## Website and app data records

----------------

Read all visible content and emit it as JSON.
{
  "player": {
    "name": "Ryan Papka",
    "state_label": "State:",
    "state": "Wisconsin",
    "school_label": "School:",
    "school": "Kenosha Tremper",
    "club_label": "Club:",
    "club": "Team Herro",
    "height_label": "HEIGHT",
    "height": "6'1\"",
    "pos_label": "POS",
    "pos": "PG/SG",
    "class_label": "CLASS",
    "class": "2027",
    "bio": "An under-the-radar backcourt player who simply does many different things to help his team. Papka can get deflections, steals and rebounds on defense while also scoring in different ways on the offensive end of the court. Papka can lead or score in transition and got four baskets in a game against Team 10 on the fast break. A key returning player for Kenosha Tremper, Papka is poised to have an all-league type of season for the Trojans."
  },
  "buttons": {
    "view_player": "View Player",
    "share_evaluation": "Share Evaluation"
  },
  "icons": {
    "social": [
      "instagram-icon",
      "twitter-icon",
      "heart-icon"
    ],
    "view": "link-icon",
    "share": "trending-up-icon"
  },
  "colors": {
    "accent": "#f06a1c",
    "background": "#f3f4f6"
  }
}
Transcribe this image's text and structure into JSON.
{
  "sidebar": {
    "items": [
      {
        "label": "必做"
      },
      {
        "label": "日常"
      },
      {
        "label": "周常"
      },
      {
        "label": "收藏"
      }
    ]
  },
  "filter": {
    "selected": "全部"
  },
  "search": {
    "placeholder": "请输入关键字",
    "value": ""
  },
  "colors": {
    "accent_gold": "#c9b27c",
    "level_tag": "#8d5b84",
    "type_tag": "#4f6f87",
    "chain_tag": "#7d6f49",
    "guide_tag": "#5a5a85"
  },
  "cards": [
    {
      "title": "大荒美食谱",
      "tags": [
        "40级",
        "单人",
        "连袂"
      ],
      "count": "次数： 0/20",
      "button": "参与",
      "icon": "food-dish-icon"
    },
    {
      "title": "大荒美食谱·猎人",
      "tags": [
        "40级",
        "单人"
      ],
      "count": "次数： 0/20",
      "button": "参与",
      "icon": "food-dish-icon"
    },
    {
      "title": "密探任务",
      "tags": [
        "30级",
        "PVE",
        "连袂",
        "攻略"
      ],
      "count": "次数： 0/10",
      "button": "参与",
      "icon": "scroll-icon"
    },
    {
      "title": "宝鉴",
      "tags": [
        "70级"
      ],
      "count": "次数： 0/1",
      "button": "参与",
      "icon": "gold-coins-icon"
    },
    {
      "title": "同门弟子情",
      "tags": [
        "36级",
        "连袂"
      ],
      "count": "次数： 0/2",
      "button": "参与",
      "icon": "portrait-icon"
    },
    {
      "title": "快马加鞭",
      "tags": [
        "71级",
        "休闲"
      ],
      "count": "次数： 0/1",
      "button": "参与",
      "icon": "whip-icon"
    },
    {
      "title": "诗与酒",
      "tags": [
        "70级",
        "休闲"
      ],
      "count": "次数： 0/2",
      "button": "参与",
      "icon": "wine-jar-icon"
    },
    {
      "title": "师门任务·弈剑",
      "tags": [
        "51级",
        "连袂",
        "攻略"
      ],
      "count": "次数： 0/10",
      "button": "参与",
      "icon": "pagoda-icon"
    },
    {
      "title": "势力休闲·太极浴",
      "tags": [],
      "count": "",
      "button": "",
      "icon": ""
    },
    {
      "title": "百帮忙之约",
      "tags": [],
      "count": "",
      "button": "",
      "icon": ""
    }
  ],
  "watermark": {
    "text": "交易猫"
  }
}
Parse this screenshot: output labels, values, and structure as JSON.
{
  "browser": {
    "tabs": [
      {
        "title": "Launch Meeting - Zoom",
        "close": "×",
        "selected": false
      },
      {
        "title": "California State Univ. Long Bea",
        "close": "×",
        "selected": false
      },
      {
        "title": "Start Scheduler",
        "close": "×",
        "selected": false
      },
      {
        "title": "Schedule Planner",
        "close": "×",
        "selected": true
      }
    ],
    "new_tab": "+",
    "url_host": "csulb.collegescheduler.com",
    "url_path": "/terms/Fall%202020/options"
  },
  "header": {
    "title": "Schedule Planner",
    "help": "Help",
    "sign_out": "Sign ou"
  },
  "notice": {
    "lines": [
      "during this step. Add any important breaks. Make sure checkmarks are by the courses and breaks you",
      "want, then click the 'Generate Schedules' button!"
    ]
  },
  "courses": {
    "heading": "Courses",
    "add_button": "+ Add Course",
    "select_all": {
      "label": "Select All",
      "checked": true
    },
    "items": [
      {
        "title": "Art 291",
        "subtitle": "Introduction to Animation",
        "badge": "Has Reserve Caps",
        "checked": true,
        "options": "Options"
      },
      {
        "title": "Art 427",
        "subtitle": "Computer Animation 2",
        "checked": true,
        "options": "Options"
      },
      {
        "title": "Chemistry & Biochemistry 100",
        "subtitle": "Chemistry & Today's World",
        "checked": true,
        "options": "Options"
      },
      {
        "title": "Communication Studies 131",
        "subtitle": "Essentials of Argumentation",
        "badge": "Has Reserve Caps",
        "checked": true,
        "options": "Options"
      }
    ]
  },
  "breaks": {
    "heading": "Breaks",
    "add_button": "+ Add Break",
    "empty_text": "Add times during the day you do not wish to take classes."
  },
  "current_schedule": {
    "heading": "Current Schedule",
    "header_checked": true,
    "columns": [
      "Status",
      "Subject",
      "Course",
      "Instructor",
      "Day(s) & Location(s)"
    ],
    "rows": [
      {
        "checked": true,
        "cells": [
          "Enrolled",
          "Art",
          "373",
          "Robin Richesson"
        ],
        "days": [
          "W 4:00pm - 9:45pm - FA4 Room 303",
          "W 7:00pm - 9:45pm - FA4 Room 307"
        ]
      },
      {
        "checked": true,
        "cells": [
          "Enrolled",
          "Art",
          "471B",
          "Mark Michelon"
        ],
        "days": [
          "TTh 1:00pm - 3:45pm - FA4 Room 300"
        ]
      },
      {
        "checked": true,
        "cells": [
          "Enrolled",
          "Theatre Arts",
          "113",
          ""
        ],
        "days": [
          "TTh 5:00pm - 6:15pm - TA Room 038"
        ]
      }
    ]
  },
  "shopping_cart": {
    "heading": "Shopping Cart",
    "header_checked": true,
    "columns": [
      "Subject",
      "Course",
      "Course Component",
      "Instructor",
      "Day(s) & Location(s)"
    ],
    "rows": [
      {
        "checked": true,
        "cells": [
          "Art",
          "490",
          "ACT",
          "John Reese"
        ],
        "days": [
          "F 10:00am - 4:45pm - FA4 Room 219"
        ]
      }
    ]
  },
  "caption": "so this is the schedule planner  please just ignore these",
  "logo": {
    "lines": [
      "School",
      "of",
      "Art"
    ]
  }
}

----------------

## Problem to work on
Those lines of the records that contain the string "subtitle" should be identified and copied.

## Expected output
        "subtitle": "Introduction to Animation",
        "subtitle": "Computer Animation 2",
        "subtitle": "Chemistry & Today's World",
        "subtitle": "Essentials of Argumentation",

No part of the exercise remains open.